#### [What needs to be done]
In the records, find each line where "JSON" occurs, and copy it.

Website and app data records
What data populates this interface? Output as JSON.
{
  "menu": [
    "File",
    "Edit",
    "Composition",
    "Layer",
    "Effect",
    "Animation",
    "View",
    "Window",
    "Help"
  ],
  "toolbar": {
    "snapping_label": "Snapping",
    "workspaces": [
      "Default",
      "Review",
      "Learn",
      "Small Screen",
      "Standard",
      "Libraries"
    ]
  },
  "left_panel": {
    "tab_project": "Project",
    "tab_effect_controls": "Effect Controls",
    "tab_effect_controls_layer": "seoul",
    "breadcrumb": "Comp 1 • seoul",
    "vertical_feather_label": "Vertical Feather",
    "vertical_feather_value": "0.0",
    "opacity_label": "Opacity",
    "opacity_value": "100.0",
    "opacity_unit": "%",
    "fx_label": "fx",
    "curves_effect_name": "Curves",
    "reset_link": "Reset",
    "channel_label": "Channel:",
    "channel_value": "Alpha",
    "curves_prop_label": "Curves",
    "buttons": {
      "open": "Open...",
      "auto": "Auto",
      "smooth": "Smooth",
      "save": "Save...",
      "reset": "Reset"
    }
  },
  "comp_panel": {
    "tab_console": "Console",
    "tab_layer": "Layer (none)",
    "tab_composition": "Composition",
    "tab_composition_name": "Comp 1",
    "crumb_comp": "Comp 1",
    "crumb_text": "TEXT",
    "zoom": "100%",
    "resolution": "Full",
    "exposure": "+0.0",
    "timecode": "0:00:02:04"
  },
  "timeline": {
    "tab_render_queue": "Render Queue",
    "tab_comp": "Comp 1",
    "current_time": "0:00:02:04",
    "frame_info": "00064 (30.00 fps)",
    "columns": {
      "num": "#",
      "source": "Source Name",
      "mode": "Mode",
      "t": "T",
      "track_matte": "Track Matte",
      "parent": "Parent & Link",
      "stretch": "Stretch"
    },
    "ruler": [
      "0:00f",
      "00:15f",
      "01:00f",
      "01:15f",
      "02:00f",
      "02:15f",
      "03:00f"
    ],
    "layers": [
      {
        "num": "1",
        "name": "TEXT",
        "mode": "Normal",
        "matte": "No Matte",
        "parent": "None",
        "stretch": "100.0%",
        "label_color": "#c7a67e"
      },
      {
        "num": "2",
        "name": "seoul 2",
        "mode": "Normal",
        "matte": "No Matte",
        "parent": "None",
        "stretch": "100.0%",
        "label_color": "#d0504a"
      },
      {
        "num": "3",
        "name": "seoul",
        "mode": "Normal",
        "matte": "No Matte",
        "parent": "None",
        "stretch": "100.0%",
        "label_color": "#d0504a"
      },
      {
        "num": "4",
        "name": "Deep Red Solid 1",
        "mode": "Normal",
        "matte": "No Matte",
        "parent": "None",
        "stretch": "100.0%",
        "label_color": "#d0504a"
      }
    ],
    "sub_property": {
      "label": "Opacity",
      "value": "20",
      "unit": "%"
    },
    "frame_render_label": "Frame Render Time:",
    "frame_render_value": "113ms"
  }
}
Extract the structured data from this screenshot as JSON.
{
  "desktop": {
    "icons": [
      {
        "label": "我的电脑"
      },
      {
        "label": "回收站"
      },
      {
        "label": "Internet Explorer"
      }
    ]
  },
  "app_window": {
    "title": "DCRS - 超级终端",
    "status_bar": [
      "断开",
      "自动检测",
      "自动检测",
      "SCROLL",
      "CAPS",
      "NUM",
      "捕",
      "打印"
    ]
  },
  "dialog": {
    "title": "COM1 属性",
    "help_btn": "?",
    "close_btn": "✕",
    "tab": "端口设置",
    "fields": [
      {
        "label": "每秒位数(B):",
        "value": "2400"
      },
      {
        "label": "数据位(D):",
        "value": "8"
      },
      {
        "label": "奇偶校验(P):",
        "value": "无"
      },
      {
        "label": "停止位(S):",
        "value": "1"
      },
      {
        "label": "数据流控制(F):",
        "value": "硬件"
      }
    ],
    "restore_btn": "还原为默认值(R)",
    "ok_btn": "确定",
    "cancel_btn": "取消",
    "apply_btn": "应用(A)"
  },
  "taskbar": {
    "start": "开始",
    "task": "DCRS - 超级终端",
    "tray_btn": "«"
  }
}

#### [Expected answer]
What data populates this interface? Output as JSON.
Extract the structured data from this screenshot as JSON.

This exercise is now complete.